**EXERCISE DESCRIPTION:**
Give the count of lines in the records that contain the string "Moving", and write nothing but that number.
+===+
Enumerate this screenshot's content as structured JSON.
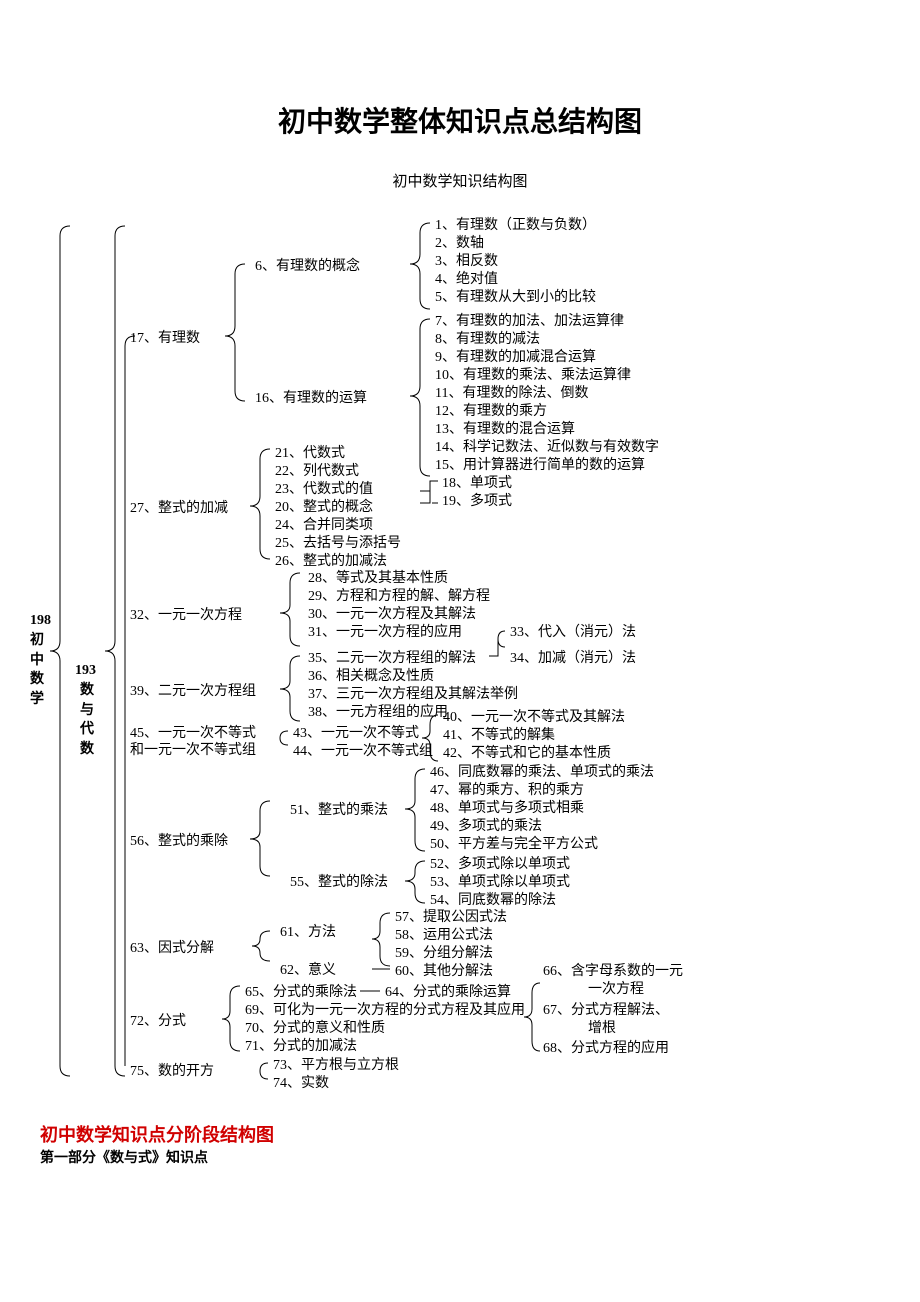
{
  "title": "初中数学整体知识点总结构图",
  "subtitle": "初中数学知识结构图",
  "root": {
    "num": "198",
    "label": [
      "初",
      "中",
      "数",
      "学"
    ]
  },
  "level1": {
    "num": "193",
    "label": [
      "数",
      "与",
      "代",
      "数"
    ]
  },
  "nodes": {
    "n17": "17、有理数",
    "n27": "27、整式的加减",
    "n32": "32、一元一次方程",
    "n39": "39、二元一次方程组",
    "n45a": "45、一元一次不等式",
    "n45b": "和一元一次不等式组",
    "n56": "56、整式的乘除",
    "n63": "63、因式分解",
    "n72": "72、分式",
    "n75": "75、数的开方",
    "n6": "6、有理数的概念",
    "n16": "16、有理数的运算",
    "n21": "21、代数式",
    "n22": "22、列代数式",
    "n23": "23、代数式的值",
    "n20": "20、整式的概念",
    "n24": "24、合并同类项",
    "n25": "25、去括号与添括号",
    "n26": "26、整式的加减法",
    "n28": "28、等式及其基本性质",
    "n29": "29、方程和方程的解、解方程",
    "n30": "30、一元一次方程及其解法",
    "n31": "31、一元一次方程的应用",
    "n35": "35、二元一次方程组的解法",
    "n36": "36、相关概念及性质",
    "n37": "37、三元一次方程组及其解法举例",
    "n38": "38、一元方程组的应用",
    "n43": "43、一元一次不等式",
    "n44": "44、一元一次不等式组",
    "n51": "51、整式的乘法",
    "n55": "55、整式的除法",
    "n61": "61、方法",
    "n62": "62、意义",
    "n65": "65、分式的乘除法",
    "n69": "69、可化为一元一次方程的分式方程及其应用",
    "n70": "70、分式的意义和性质",
    "n71": "71、分式的加减法",
    "n73": "73、平方根与立方根",
    "n74": "74、实数",
    "n1": "1、有理数（正数与负数）",
    "n2": "2、数轴",
    "n3": "3、相反数",
    "n4": "4、绝对值",
    "n5": "5、有理数从大到小的比较",
    "n7": "7、有理数的加法、加法运算律",
    "n8": "8、有理数的减法",
    "n9": "9、有理数的加减混合运算",
    "n10": "10、有理数的乘法、乘法运算律",
    "n11": "11、有理数的除法、倒数",
    "n12": "12、有理数的乘方",
    "n13": "13、有理数的混合运算",
    "n14": "14、科学记数法、近似数与有效数字",
    "n15": "15、用计算器进行简单的数的运算",
    "n18": "18、单项式",
    "n19": "19、多项式",
    "n33": "33、代入（消元）法",
    "n34": "34、加减（消元）法",
    "n40": "40、一元一次不等式及其解法",
    "n41": "41、不等式的解集",
    "n42": "42、不等式和它的基本性质",
    "n46": "46、同底数幂的乘法、单项式的乘法",
    "n47": "47、幂的乘方、积的乘方",
    "n48": "48、单项式与多项式相乘",
    "n49": "49、多项式的乘法",
    "n50": "50、平方差与完全平方公式",
    "n52": "52、多项式除以单项式",
    "n53": "53、单项式除以单项式",
    "n54": "54、同底数幂的除法",
    "n57": "57、提取公因式法",
    "n58": "58、运用公式法",
    "n59": "59、分组分解法",
    "n60": "60、其他分解法",
    "n64": "64、分式的乘除运算",
    "n66a": "66、含字母系数的一元",
    "n66b": "一次方程",
    "n67a": "67、分式方程解法、",
    "n67b": "增根",
    "n68": "68、分式方程的应用"
  },
  "section2": {
    "title": "初中数学知识点分阶段结构图",
    "sub": "第一部分《数与式》知识点"
  }
}
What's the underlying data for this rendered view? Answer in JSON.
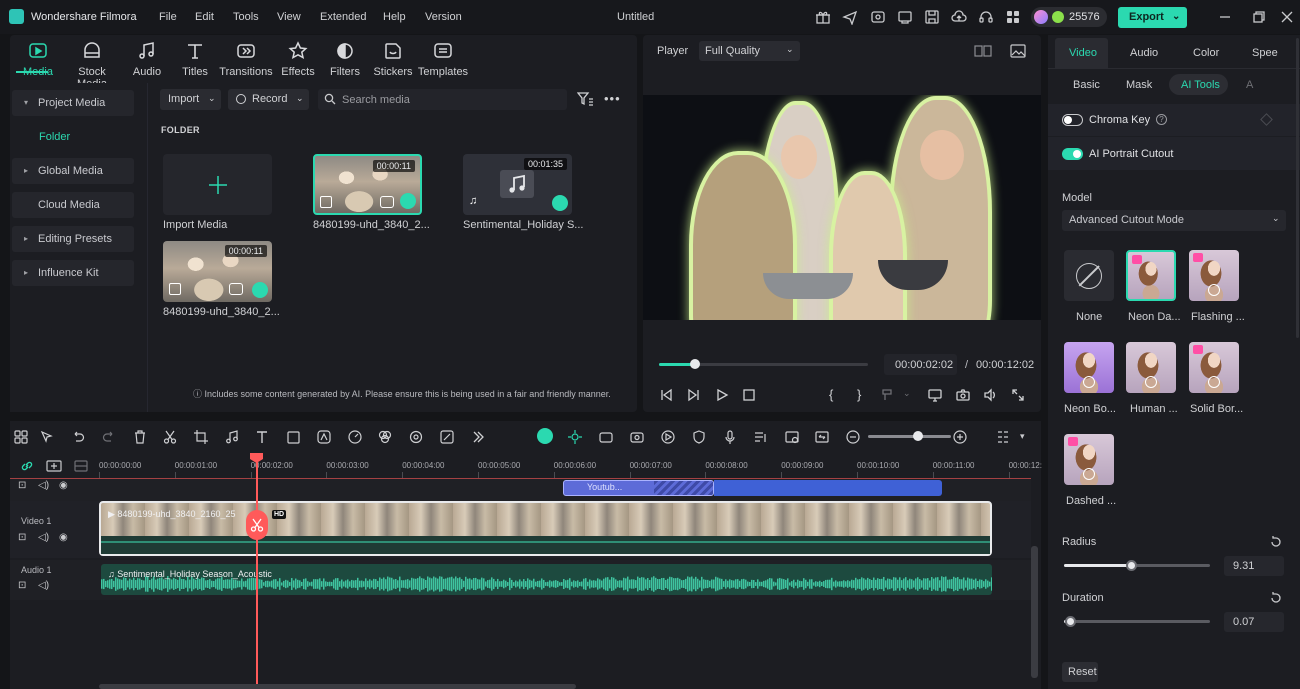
{
  "app": {
    "name": "Wondershare Filmora",
    "document_title": "Untitled",
    "credits": "25576",
    "export_label": "Export"
  },
  "menu": [
    "File",
    "Edit",
    "Tools",
    "View",
    "Extended",
    "Help",
    "Version"
  ],
  "media_tabs": [
    "Media",
    "Stock Media",
    "Audio",
    "Titles",
    "Transitions",
    "Effects",
    "Filters",
    "Stickers",
    "Templates"
  ],
  "media_sidebar": {
    "project_media": "Project Media",
    "folder": "Folder",
    "global_media": "Global Media",
    "cloud_media": "Cloud Media",
    "editing_presets": "Editing Presets",
    "influence_kit": "Influence Kit"
  },
  "media_toolbar": {
    "import": "Import",
    "record": "Record",
    "search_placeholder": "Search media"
  },
  "folder_heading": "FOLDER",
  "media_items": [
    {
      "name": "Import Media"
    },
    {
      "name": "8480199-uhd_3840_2...",
      "duration": "00:00:11"
    },
    {
      "name": "Sentimental_Holiday S...",
      "duration": "00:01:35"
    },
    {
      "name": "8480199-uhd_3840_2...",
      "duration": "00:00:11"
    }
  ],
  "ai_note": "Includes some content generated by AI. Please ensure this is being used in a fair and friendly manner.",
  "player": {
    "label": "Player",
    "quality": "Full Quality",
    "current_time": "00:00:02:02",
    "separator": "/",
    "total_time": "00:00:12:02",
    "progress": 0.17
  },
  "inspector": {
    "tabs": [
      "Video",
      "Audio",
      "Color",
      "Spee"
    ],
    "subtabs": [
      "Basic",
      "Mask",
      "AI Tools",
      "A"
    ],
    "chroma_key": "Chroma Key",
    "portrait_cutout": "AI Portrait Cutout",
    "model_label": "Model",
    "model_value": "Advanced Cutout Mode",
    "presets": [
      "None",
      "Neon Da...",
      "Flashing ...",
      "Neon Bo...",
      "Human ...",
      "Solid Bor...",
      "Dashed ..."
    ],
    "radius_label": "Radius",
    "radius_value": "9.31",
    "radius_fraction": 0.46,
    "duration_label": "Duration",
    "duration_value": "0.07",
    "duration_fraction": 0.04,
    "reset": "Reset"
  },
  "timeline": {
    "ticks": [
      "00:00:00:00",
      "00:00:01:00",
      "00:00:02:00",
      "00:00:03:00",
      "00:00:04:00",
      "00:00:05:00",
      "00:00:06:00",
      "00:00:07:00",
      "00:00:08:00",
      "00:00:09:00",
      "00:00:10:00",
      "00:00:11:00",
      "00:00:12:"
    ],
    "tracks": {
      "video": "Video 1",
      "audio": "Audio 1"
    },
    "video_clip": "8480199-uhd_3840_2160_25",
    "title_clip": "Youtub...",
    "audio_clip": "Sentimental_Holiday Season_Acoustic",
    "hd_badge": "HD"
  },
  "colors": {
    "accent": "#2bd9b0",
    "playhead": "#ff5a5a",
    "title_clip": "#5d6bd8",
    "audio_clip": "#1d4a3f"
  }
}
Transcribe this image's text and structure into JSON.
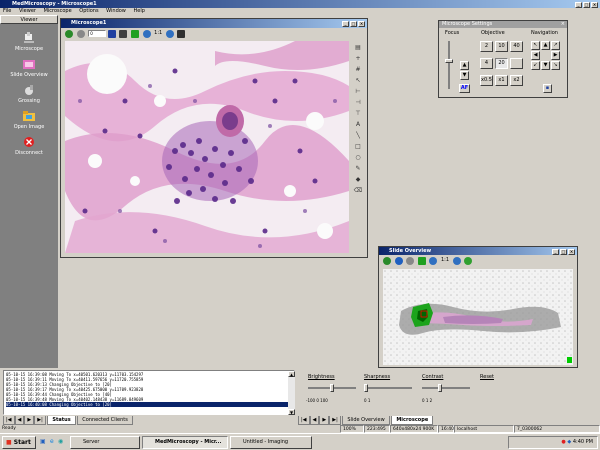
{
  "app": {
    "title": "MedMicroscopy - Microscope1",
    "menu": [
      "File",
      "Viewer",
      "Microscope",
      "Options",
      "Window",
      "Help"
    ]
  },
  "sidebar": {
    "tab": "Viewer",
    "items": [
      {
        "label": "Microscope",
        "icon": "microscope-icon"
      },
      {
        "label": "Slide Overview",
        "icon": "slide-overview-icon"
      },
      {
        "label": "Grossing",
        "icon": "grossing-icon"
      },
      {
        "label": "Open Image",
        "icon": "folder-icon"
      },
      {
        "label": "Disconnect",
        "icon": "disconnect-icon"
      }
    ]
  },
  "microscope_window": {
    "title": "Microscope1",
    "zoom_value": "0",
    "zoom_label": "1:1"
  },
  "settings": {
    "title": "Microscope Settings",
    "focus_label": "Focus",
    "objective_label": "Objective",
    "navigation_label": "Navigation",
    "objectives": [
      "2",
      "10",
      "40",
      "4",
      "20",
      "x0.5",
      "x1",
      "x2"
    ],
    "auto_label": "AF"
  },
  "slide_window": {
    "title": "Slide Overview",
    "zoom_label": "1:1"
  },
  "log": {
    "lines": [
      "05-10-15 16:39:08 Moving To x=40501.620313 y=11703.154297",
      "05-10-15 16:39:11 Moving To x=40411.597656 y=11720.755859",
      "05-10-15 16:39:13 Changing Objective to [20]",
      "05-10-15 16:39:17 Moving To x=40425.675000 y=11709.923828",
      "05-10-15 16:39:44 Changing Objective to [40]",
      "05-10-15 16:39:48 Moving To x=40402.148438 y=11689.849609",
      "05-10-15 16:40:08 Changing Objective to [20]"
    ],
    "selected_index": 6,
    "tabs": [
      "Status",
      "Connected Clients"
    ]
  },
  "controls": {
    "brightness_label": "Brightness",
    "sharpness_label": "Sharpness",
    "contrast_label": "Contrast",
    "reset_label": "Reset",
    "brightness_ticks": "-100   0   100",
    "sharpness_ticks": "0        1",
    "contrast_ticks": "0    1    2",
    "tabs": [
      "Slide Overview",
      "Microscope"
    ]
  },
  "statusbar": {
    "ready": "Ready",
    "zoom": "100%",
    "coords": "223:495",
    "resolution": "640x480x24 900K",
    "time": "16:40",
    "host": "localhost",
    "code": "7_0300062"
  },
  "taskbar": {
    "start": "Start",
    "tasks": [
      "Server",
      "MedMicroscopy - Micr...",
      "Untitled - Imaging"
    ],
    "clock": "4:40 PM"
  },
  "colors": {
    "titlebar": "#0a246a",
    "tissue_pink": "#d88fbf",
    "nuclei_purple": "#5a2a8a",
    "overview_highlight": "#00cc00"
  }
}
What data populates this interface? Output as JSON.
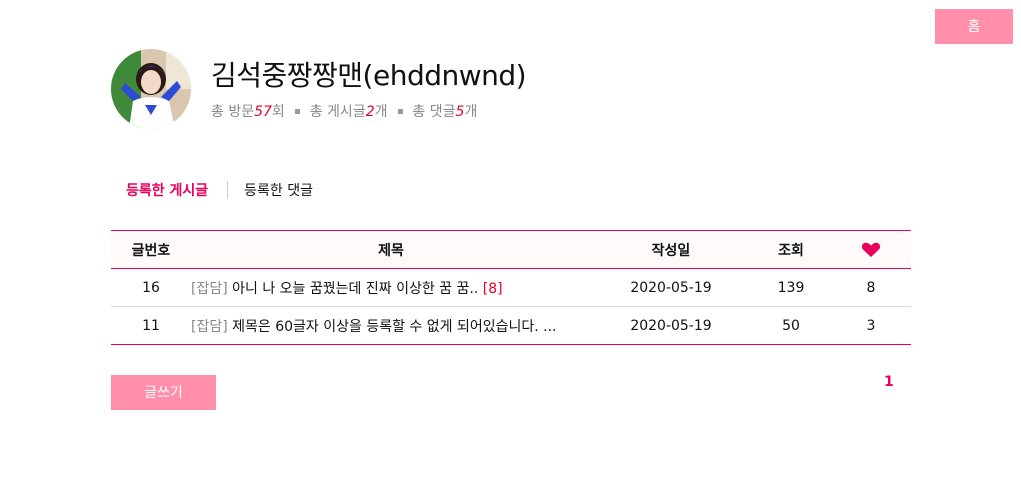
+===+
**RESPONSE:**
4